“Forgiving yourself,” as it is oft constructed, is theological incorrect and confusing. You mean to express the sorrow of having participating in or committing a sinful act. Of this you cannot forgive yourself. Only God can. When repented of, He does, and then we walk out the forgiveness of the Father in daily life. Maturing the heart knowledge of the reality of His forgiveness by the blood of His Son, not just an intellectual recognition of it. The apostle John explains, “If we say we have no sin, we deceive ourselves, and the truth is not in us. If we confess our sins, he is faithful and just to forgive us our sins and to cleanse us from all unrighteousness” (I Jn. 1:8-9). He is faithful to forgive and cleanse the conscience of confessed sin, should we then continue to enliven it?

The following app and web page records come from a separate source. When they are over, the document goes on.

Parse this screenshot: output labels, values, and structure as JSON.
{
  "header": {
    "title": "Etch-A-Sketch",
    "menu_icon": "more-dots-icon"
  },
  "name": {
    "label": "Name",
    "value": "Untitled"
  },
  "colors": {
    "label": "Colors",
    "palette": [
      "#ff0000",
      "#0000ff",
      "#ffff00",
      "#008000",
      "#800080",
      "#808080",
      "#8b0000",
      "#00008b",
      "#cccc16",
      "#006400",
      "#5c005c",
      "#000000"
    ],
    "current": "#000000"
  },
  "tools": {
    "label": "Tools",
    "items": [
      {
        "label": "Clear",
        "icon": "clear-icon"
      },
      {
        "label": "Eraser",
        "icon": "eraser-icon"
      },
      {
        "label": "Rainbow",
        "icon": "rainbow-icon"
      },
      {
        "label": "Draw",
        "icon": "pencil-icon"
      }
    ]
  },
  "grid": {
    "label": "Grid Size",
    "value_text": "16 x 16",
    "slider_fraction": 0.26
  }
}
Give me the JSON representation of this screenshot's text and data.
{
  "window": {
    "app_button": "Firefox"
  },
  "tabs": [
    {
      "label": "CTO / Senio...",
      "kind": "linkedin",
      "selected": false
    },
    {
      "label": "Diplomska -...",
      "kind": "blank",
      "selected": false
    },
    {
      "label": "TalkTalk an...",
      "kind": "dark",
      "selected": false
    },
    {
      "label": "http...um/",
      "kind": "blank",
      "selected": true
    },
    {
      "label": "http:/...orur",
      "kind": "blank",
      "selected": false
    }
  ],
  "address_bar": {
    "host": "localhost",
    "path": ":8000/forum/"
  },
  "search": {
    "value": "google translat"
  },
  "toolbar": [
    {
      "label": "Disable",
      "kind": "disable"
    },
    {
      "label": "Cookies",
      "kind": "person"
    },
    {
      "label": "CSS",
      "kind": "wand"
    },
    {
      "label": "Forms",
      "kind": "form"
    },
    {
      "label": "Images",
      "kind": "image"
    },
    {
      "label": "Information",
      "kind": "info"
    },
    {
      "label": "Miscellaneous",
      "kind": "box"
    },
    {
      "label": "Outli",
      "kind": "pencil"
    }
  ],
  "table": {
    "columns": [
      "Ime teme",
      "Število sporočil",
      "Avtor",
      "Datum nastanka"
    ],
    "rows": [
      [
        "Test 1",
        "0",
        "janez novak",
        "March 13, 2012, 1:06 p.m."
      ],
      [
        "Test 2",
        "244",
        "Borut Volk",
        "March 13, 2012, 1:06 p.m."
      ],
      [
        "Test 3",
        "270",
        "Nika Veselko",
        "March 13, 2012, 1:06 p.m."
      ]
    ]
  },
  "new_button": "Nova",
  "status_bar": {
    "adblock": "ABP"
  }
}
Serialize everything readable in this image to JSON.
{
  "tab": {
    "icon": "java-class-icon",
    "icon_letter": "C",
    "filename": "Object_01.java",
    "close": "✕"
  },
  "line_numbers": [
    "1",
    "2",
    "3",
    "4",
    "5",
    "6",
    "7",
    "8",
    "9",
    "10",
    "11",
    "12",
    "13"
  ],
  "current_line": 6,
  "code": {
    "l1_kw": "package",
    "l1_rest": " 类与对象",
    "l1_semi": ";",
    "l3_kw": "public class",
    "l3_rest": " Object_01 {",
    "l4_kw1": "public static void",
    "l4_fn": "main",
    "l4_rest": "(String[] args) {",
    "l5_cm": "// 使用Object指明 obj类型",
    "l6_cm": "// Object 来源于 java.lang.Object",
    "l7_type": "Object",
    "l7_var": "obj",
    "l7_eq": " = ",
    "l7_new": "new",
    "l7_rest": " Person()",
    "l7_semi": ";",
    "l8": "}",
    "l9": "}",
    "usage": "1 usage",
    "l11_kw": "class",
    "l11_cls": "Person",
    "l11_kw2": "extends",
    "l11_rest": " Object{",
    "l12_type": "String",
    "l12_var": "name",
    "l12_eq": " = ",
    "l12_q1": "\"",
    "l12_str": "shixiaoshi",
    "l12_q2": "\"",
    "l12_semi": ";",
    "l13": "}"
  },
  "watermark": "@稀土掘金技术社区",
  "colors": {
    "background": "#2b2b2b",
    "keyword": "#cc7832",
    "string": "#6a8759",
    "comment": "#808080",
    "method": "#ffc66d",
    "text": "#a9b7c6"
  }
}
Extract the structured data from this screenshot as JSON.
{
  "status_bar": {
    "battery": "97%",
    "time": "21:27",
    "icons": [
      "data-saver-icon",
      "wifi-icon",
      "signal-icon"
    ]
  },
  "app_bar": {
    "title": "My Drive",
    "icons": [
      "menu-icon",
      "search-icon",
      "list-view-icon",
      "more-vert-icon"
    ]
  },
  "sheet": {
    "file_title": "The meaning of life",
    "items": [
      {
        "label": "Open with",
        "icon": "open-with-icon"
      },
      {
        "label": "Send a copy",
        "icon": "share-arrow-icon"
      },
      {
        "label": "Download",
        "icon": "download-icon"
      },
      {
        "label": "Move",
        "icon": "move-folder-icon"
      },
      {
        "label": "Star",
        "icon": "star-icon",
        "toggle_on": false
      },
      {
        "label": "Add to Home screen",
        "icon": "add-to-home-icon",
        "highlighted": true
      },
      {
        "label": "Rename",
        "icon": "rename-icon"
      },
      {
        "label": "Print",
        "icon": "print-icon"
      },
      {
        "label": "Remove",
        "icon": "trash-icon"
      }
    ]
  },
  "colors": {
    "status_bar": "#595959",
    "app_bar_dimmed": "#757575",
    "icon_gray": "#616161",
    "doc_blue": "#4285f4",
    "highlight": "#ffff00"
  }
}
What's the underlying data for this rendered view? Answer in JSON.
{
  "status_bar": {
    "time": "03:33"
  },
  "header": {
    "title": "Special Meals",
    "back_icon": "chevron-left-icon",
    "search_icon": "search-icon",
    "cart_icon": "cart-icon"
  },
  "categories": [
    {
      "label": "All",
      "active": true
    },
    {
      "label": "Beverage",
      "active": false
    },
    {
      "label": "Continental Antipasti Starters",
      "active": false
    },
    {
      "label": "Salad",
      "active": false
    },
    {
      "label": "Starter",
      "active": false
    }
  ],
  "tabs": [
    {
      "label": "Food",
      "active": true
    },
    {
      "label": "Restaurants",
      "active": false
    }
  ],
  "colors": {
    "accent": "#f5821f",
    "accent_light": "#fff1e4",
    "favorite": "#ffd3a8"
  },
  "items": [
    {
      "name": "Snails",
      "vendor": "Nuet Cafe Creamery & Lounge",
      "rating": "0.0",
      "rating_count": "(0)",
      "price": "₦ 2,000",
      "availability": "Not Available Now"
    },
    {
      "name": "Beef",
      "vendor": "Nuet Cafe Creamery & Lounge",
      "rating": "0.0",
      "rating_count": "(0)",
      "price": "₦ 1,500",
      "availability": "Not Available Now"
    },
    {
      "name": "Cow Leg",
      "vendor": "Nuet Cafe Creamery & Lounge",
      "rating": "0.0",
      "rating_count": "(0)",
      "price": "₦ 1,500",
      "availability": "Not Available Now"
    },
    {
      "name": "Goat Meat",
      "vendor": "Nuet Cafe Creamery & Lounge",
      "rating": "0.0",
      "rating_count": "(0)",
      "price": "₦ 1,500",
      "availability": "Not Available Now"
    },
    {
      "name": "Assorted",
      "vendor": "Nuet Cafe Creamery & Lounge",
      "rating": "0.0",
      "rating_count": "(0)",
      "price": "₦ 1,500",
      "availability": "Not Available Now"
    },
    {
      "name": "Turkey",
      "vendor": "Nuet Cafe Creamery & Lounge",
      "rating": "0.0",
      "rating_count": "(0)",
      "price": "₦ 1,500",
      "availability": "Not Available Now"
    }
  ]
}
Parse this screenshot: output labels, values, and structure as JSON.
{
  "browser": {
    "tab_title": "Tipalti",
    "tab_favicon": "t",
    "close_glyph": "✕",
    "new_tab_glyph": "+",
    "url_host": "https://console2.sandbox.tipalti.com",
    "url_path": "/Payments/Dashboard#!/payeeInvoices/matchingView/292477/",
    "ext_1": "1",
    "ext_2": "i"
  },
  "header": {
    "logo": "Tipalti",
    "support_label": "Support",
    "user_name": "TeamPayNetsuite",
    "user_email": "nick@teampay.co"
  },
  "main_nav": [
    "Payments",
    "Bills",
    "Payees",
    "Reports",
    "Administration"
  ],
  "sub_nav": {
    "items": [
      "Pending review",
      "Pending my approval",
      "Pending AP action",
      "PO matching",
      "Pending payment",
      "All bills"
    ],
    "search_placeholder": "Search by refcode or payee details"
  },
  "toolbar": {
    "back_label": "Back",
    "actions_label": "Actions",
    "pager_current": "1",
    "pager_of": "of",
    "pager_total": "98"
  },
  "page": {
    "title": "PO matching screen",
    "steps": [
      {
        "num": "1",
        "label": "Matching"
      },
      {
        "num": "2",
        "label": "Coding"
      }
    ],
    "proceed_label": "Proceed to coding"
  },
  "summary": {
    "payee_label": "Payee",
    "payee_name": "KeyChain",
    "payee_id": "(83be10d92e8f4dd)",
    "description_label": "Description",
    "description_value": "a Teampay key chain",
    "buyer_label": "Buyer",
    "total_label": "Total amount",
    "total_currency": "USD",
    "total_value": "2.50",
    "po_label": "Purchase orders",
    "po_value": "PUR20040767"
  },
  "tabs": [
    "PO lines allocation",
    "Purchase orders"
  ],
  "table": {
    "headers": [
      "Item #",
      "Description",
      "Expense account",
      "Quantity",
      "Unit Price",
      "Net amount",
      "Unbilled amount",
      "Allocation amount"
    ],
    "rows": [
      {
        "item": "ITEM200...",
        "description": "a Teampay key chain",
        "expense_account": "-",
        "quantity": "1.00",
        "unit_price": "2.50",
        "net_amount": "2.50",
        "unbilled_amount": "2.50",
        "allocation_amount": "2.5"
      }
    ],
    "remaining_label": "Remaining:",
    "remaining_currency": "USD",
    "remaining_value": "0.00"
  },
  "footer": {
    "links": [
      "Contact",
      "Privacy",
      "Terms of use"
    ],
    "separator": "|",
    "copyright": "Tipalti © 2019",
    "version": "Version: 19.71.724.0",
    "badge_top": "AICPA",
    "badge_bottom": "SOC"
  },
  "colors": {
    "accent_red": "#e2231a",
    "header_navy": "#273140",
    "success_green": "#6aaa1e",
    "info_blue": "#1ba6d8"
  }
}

This forgiveness and cleansing should take us, in our minds, back to the song of Moses referenced above, that having experienced the miracle of deliverance and redemption: “and I will prepare a home for Him.” We will tend to the inner space of our hearts and minds by the Word, walking out the forgiveness we have received by the blood of the Lamb, and ultimately resting and abiding in Him (Matt. 11:28-30; Jn. 15:4). Do we trust in the work of Christ on the cross for a complete cleansing of sin? “Forgiving yourself” is recognizing that His work of redemption and cleansing is, was and will be enough. You cannot add to it by self-imprisonment, self-condemnation, or self-mortification. Doing so shackles one to the past, not the beautiful freedom of the present victory. Paul writes:
“Brothers, I do not consider that I have made it my own. But one thing I do: forgetting what lies behind and straining forward to what lies ahead, I press on toward the goal for the prize of the upward call of God in Christ Jesus” (Phil. 3:13-14).
Paul, who gave approval to the stoning of Stephen, could not press on if he was condemning himself. He was set free. Free, even when knowing how bad he really was. “Forgive them Father, for they know not what they do” should still echo in our hearts today. There are times when we remain in a position of self-condemnation without fully knowing what we are doing. Breaking His heart. “I acknowledged my sin to you, and I did not cover my iniquity; I said, “I will confess my transgressions to the Lord” and you forgave the iniquity of my sin. Selah” (Ps. 32:5).
Why is “forgiving yourself” so difficult? First, it’s impossible, as forgiveness flows from the innocent party to the guilty party. Second, it demands we stop playing the judge. Third, we must trust His grace. Yet, knowing, “how bad I am, or how bad I’m prone to be, can He really forgive me?” Yes, from here to eternity. That is how great His love is. That is the message of the gospel. He loved you while you were still lavishing the excess of sin upon yourself (Ro. 5:8). How much more does He love those He has rescued by the blood of His Son, and now filled with His Spirit. You have been released, set free, and now press on in the “upward call of God in Christ Jesus.” The forgiveness of God has been granted to you, now you must continue to walk in and experience the fullness of it, this is part and parcel to the process of maturing, discipleship, by the indwelling the Holy Spirit, as His habitation. Remember, you did not choose Him. He choose you. And now you are His (Jn. 15:16).
Be well. Shalom.